Starting an excavation project involves many considerations, whether for construction, landscaping, or archaeological purposes. Your project’s success and safety depend on your thorough preparation and familiarity with the procedure. Before you start digging, consider these important details.
Purpose and Scope of the Project
Firstly, define the purpose of your excavation. Are you laying the foundation for a building, installing pipelines, or uncovering historical artifacts? The scope of your project will determine the techniques and tools required, as well as the time and budget needed.
Examine the site carefully. Before beginning excavation, it is necessary to determine the type of soil, as this determines how stable the site will be, and to locate any underground services, such as gas lines, water pipes, or electrical wires. Preventing accidents and service disruptions requires this critical step.
Legal Requirements and Permits
Before starting any excavation work, it’s essential to be aware of local regulations and obtain necessary permits. This may include land use permits, environmental clearances, and safety compliance certificates. Legal issues and project delays could arise from skipping this stage.
Safety is paramount in excavation projects. Make sure everyone on staff has been trained in safety protocols and has the appropriate gear. Establishing clear safety protocols, including emergency response plans, is non-negotiable.
Choosing the Right Equipment
Selecting the correct equipment is vital for efficiency and safety. This choice largely depends on the project’s scale and the soil type. Heavy machinery like excavators and bulldozers might be necessary for larger projects, while smaller projects may only require hand tools.
Budget and Timeframe
A realistic budget should account for equipment, labor, permits, and unexpected costs.

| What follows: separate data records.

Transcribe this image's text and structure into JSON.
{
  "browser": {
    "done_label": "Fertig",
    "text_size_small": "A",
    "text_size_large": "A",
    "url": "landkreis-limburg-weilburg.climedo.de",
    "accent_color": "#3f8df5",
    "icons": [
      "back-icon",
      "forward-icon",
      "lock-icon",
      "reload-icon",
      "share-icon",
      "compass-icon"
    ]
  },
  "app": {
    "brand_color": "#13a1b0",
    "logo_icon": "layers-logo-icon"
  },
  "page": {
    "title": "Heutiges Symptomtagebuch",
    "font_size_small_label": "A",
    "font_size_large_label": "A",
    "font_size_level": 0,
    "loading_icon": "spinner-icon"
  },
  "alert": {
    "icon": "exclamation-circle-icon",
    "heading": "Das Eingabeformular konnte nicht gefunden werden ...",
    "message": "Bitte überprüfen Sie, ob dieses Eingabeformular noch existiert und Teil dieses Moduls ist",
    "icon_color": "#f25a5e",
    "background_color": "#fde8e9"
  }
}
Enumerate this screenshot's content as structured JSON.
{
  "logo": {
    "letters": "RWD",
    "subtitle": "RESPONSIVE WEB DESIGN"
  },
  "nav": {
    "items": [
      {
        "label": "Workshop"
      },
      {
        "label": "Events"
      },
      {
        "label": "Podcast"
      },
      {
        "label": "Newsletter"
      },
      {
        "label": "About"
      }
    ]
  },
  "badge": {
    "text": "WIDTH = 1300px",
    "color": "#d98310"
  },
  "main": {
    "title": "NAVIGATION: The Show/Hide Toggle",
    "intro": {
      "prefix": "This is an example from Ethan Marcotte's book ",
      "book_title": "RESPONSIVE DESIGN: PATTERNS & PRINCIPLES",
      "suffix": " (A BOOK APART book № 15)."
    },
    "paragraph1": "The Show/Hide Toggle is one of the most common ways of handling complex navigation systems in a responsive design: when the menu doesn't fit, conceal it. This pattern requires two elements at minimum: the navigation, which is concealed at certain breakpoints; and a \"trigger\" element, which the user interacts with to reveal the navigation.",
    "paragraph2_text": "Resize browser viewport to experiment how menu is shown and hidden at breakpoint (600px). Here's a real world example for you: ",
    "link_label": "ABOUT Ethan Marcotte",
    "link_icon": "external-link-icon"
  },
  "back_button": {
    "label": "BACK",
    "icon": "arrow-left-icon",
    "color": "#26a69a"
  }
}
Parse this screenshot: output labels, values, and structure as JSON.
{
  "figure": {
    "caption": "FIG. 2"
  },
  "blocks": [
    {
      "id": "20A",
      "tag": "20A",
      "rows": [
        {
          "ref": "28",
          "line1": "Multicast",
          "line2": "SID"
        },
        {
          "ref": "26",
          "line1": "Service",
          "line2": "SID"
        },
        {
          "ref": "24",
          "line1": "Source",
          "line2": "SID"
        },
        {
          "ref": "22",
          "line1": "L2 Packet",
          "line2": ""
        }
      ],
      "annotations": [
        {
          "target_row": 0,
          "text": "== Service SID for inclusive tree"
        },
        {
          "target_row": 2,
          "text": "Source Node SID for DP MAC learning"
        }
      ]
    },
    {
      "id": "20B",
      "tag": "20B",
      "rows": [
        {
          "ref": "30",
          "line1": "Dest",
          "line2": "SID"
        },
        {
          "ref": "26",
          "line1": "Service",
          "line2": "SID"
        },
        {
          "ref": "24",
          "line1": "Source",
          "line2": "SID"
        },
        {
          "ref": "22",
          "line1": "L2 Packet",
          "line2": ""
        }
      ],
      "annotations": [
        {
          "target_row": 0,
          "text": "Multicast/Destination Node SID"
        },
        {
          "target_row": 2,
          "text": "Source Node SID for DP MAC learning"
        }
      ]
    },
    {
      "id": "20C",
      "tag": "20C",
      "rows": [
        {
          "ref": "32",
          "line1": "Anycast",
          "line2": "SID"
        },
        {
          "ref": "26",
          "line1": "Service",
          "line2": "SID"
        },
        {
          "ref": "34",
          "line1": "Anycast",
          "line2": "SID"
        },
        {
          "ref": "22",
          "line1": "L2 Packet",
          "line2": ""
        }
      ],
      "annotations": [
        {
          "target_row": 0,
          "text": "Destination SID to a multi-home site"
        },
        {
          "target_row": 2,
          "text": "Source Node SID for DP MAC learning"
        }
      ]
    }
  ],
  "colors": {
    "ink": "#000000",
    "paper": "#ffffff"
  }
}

Likewise, a well-planned timeframe should include a buffer for potential delays, which are common in excavation projects due to weather conditions or unforeseen obstacles.
Unless you have significant experience, consulting with professionals is advisable. This could mean hiring a project manager, an excavation contractor, or an environmental consultant. Their expertise can help handle complex aspects of the project.
Plan for site restoration post-excavation. This is especially important for environmental and archaeological projects. Preserving the site’s original condition should be your primary goal.
Continuous Monitoring and Evaluation
Finally, continuously monitor the progress of the excavation. Regular assessments help identify and rectify any issues early on, avoiding major setbacks.
In conclusion, a successful excavation project hinges on careful planning, legal and safety standards adherence, and understanding environmental impacts. With these key considerations in mind, your next excavation project can proceed smoothly, safely, and efficiently.